'Reports of civilian casualties'
Malika and two other toddlers were the youngest family members killed, along with Ahmadi's nephews Arwin, 7, and Benyamin, 6, and Zemari's two other sons, Zamir, 20, and Faisal, 16, Ahmadi said.
Zemari was a technical engineer for Nutrition and Education International, a nonprofit working to address malnutrition based in Pasadena, California.
Just a day before his death, he had been helping to prepare and deliver soy-based meals to women and children at refugee camps in Kabul, Steven Kwon, president of NEI, told NBC News in an email.
"We are all very saddened and shocked by his sudden death," Kwon said. "He was well-respected by his colleagues and compassionate towards the poor and needy."
Abdul Naser Ahmadi, a colleague and friend of six years to Zemari, said he was devastated, and described Ahmadi as "a good man with good ethics."
Ahmad Naser, a former Afghan Army officer and contractor with the U.S. military, was also killed in the blast, Ramin Yousuf, a cousin of Zemari and Ahmadi's, told NBC News on Tuesday.
Naser had been just days away from marrying Samia Ahmadi, 21, Zemari's daughter, Yousuf, said. He said the family had planned to hold a small wedding this week, with Naser hopeful that he would be able to get some of the family onto an evacuation flight to the U.S.

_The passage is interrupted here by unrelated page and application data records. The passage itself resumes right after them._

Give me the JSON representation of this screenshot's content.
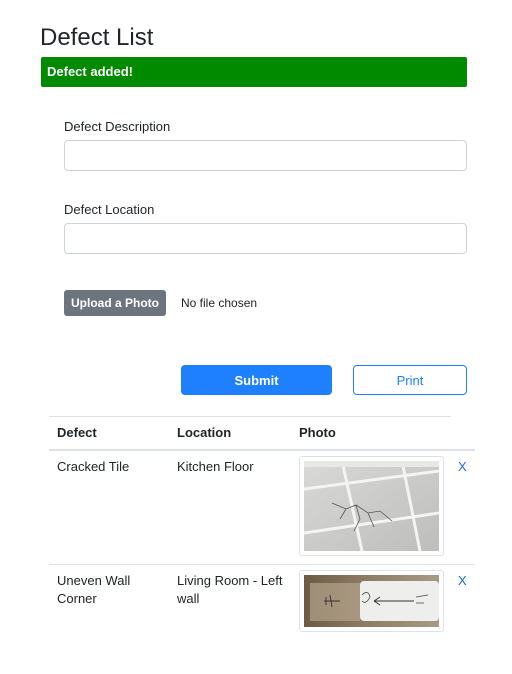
{
  "page": {
    "title": "Defect List"
  },
  "alert": {
    "message": "Defect added!"
  },
  "form": {
    "description": {
      "label": "Defect Description",
      "value": ""
    },
    "location": {
      "label": "Defect Location",
      "value": ""
    },
    "upload": {
      "button_label": "Upload a Photo",
      "status": "No file chosen"
    },
    "submit_label": "Submit",
    "print_label": "Print"
  },
  "table": {
    "headers": {
      "defect": "Defect",
      "location": "Location",
      "photo": "Photo"
    },
    "rows": [
      {
        "defect": "Cracked Tile",
        "location": "Kitchen Floor",
        "photo_icon": "cracked-tile-photo",
        "delete_label": "X"
      },
      {
        "defect": "Uneven Wall Corner",
        "location": "Living Room - Left wall",
        "photo_icon": "wall-corner-photo",
        "delete_label": "X"
      }
    ]
  },
  "colors": {
    "alert_bg": "#008a00",
    "primary": "#1e80ff",
    "secondary_button": "#6c757d",
    "link": "#1e6fd9"
  }
}
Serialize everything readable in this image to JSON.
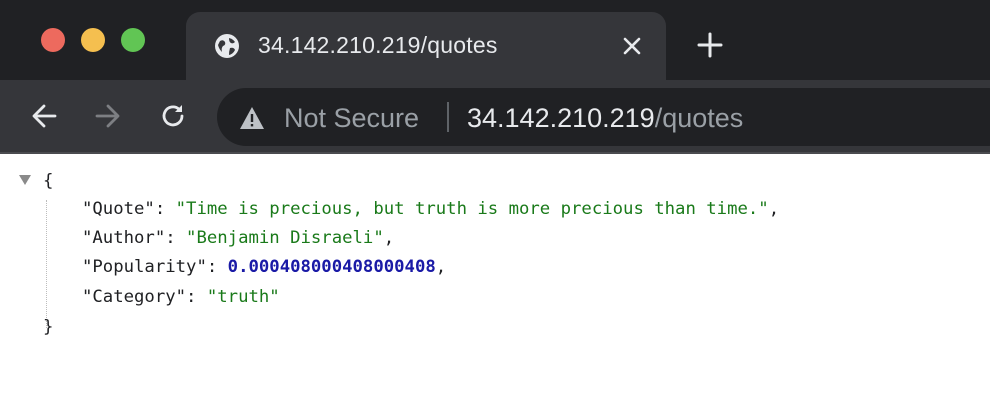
{
  "window": {
    "controls": [
      "close",
      "minimize",
      "zoom"
    ]
  },
  "tab": {
    "title": "34.142.210.219/quotes",
    "favicon": "globe-icon",
    "close_icon": "close-icon"
  },
  "newtab_icon": "plus-icon",
  "toolbar": {
    "back_icon": "arrow-left-icon",
    "forward_icon": "arrow-right-icon",
    "reload_icon": "reload-icon",
    "security_icon": "warning-triangle-icon",
    "security_text": "Not Secure",
    "url_host": "34.142.210.219",
    "url_path": "/quotes"
  },
  "json_view": {
    "open_brace": "{",
    "close_brace": "}",
    "fields": [
      {
        "key": "\"Quote\"",
        "value": "\"Time is precious, but truth is more precious than time.\"",
        "sep": ",",
        "type": "string"
      },
      {
        "key": "\"Author\"",
        "value": "\"Benjamin Disraeli\"",
        "sep": ",",
        "type": "string"
      },
      {
        "key": "\"Popularity\"",
        "value": "0.000408000408000408",
        "sep": ",",
        "type": "number"
      },
      {
        "key": "\"Category\"",
        "value": "\"truth\"",
        "sep": "",
        "type": "string"
      }
    ]
  },
  "colors": {
    "tabstrip": "#202124",
    "tab_active": "#35363a",
    "omnibox": "#202124",
    "string_value": "#1a7a1a",
    "number_value": "#1a1aa6"
  }
}
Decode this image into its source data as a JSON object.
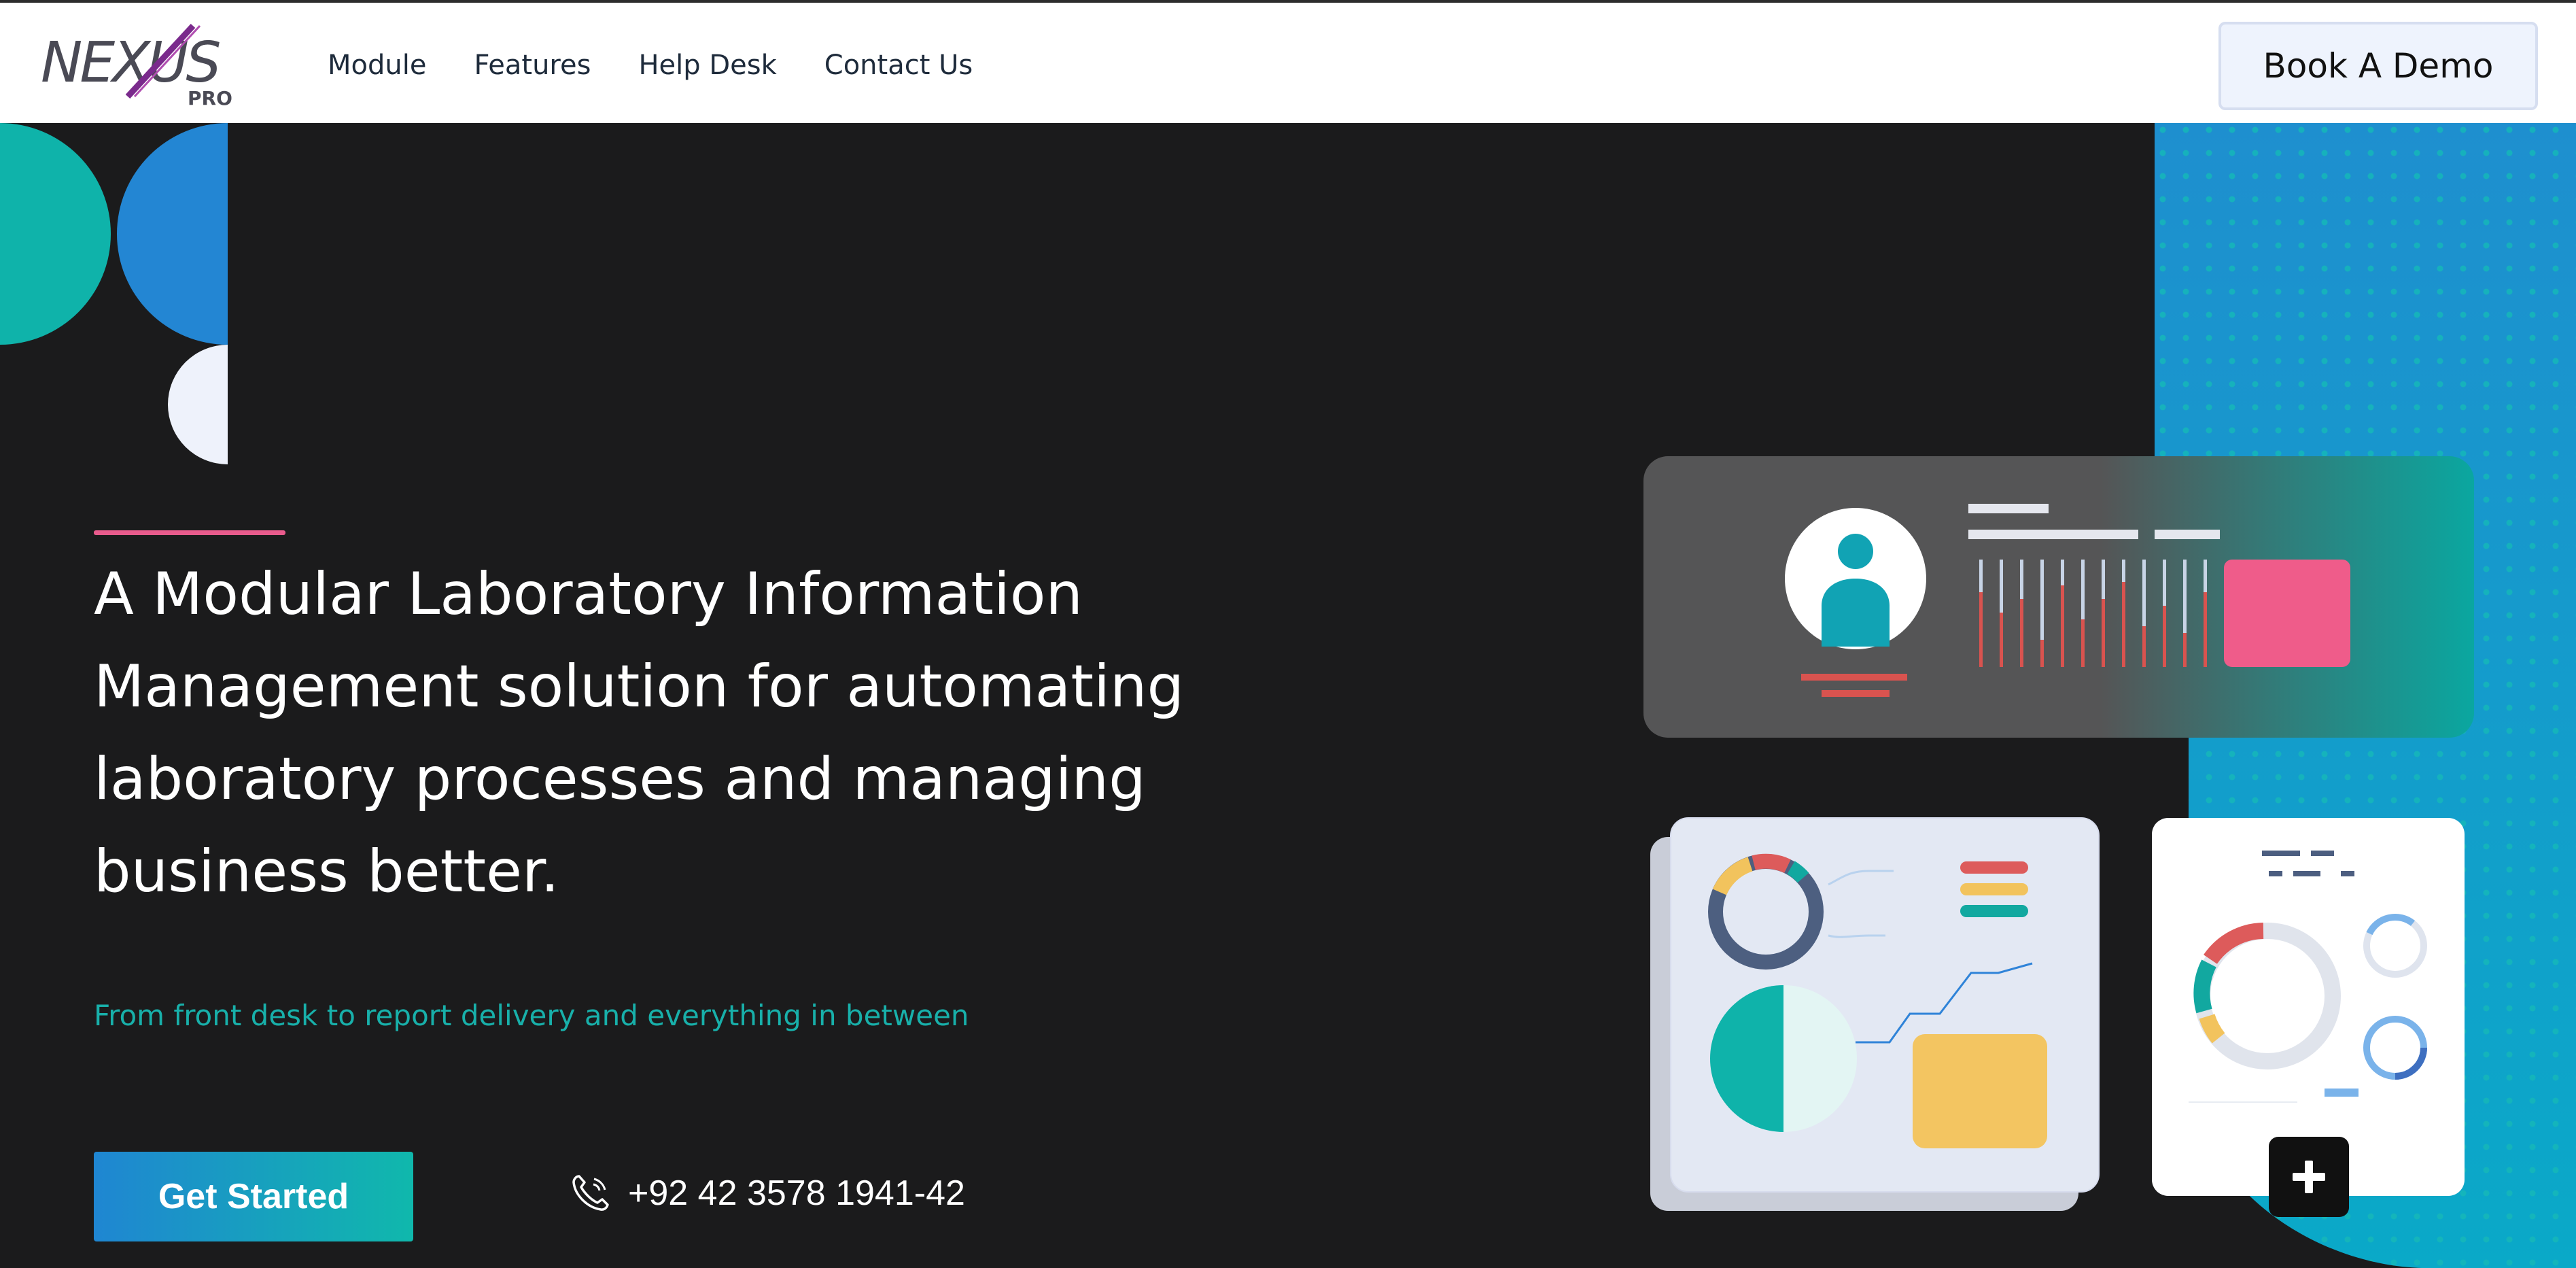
{
  "header": {
    "logo_text": "NEXUS",
    "logo_subtext": "PRO",
    "nav": [
      "Module",
      "Features",
      "Help Desk",
      "Contact Us"
    ],
    "demo_label": "Book A Demo"
  },
  "hero": {
    "headline_lines": [
      "A Modular Laboratory Information",
      "Management solution for automating",
      "laboratory processes and managing",
      "business better."
    ],
    "subline": "From front desk to report delivery and everything in between",
    "cta_label": "Get Started",
    "phone": "+92 42 3578 1941-42"
  },
  "colors": {
    "background": "#1b1b1c",
    "teal": "#0fb3aa",
    "blue": "#2185d4",
    "pink": "#e95b8c",
    "logo_purple": "#8a2a8e"
  },
  "icons": [
    "phone-icon",
    "user-avatar-icon",
    "plus-icon"
  ]
}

But instead of a wedding or a new chapter in the U.S. on Monday, the family held a funeral.
"They were all buried," Yousuf, 31, said. "We're all ruined. The family is gone."
Capt. Bill Urban, spokesman for U.S. Central Command, said in an earlier statement that the U.S. was "aware of reports of civilian casualties."
He said there "were substantial and powerful subsequent explosions resulting from the destruction of the vehicle" that Zemari and Farzad were in, suggesting that there was a "large amount of explosive material inside that may have caused additional casualties."
Ahmadi says he believes the U.S. should extend help to his family, particularly after losing so much.
"I want for the U.S. to support us," he said in an email. "My nieces were taken and martyred. They must compensate us because we lost our family, we lost our house and property."
In a phone interview on Monday, Daniel Balson, Amnesty International USA's advocacy director for Europe and Central Asia, said he was not surprised by the tragedy brought to Ahmadi's family.
Civilian casualties in U.S. drone strikes, he said, have long been a grim reality of the U.S.'s decadeslong war in Afghanistan.
Since the Sept. 11, 2001, terrorist attacks, the U.S. government has carried out drone strikes in a number of countries, including Afghanistan and Pakistan.
Under the Obama administration, the use of targeted strikes with drones against Al Qaeda and the Islamic State terror group expanded dramatically, while new rules were also ushered in to promote accountability and preserve civilian life.
The Trump administration saw some of those rules abandoned, seeking to tear down red tape standing in the way of carrying out certain strikes.
Balson said that instead of launching drone strikes in Afghanistan, he believes the Biden administration should have been focusing on its evacuation effort.